The Crown Prosecution Service has been studying the outcomes of two investigations, Operation Resolve and an Independent Police Complaints investigation, which were set up after results of the inquests last April.
At those inquests a jury concluded that the 96 fans were 'unlawfully killed' and that fellow supporters were finally absolved of any blame after an almost three decades long smear.
Two further former police officers will be charged with perverting the courts of justice, alongside a solicitor who acted for South Yorkshire Police.
The Sheffield Wednesday secretary at the time will also be charged relating to safety issues at the ground.
Due to limitations of the law back in 1989, the manslaughter charge will apply to 95 of the 96 victims. Tony Bland died almost 4 years later when after a court ruling his life support machine was switched off - he had never recovered from the injuries he sustained that day.
The Crown Prosecution Service (CPS) must apply to the High Court to lift an order imposed after he was prosecuted privately in 1999, which must be removed before he can be charged.
The CPS also announced that nobody from the ambulance service will face charges and no organisation will face any corporate changes. A new corporate manslaughter act was introduced by the then Labour government in 2008.

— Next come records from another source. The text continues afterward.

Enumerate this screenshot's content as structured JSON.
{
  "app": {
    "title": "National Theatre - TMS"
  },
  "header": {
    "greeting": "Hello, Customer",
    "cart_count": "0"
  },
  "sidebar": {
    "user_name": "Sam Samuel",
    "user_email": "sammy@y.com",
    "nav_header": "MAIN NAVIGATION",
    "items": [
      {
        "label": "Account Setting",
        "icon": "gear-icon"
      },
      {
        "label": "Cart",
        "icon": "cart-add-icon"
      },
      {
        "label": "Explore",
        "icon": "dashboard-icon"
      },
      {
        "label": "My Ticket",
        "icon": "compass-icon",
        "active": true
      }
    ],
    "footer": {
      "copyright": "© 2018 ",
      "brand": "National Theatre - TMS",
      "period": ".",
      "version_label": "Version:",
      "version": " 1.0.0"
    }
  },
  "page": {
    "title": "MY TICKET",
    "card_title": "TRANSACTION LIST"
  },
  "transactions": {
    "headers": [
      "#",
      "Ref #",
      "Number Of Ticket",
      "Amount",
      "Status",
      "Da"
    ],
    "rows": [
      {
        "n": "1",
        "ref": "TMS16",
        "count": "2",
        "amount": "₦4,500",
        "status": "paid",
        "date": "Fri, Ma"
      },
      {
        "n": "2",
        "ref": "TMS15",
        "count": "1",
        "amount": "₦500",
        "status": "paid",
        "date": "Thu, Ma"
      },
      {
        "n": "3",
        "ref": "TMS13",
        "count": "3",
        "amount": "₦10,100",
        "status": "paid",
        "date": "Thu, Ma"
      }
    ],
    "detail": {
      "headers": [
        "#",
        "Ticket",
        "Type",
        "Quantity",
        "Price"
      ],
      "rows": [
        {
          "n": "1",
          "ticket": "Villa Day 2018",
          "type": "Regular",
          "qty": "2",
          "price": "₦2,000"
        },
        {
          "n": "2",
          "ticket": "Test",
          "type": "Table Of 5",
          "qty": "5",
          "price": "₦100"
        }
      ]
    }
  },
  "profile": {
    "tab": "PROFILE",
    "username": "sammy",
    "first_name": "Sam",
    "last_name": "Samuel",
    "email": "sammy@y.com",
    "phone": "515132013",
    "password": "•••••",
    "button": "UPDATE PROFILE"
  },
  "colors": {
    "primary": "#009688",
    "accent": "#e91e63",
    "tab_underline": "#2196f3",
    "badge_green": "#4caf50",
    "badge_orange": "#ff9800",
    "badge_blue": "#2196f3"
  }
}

Five of the defendants will appear at Warrington Magistrates' Court on 9 August.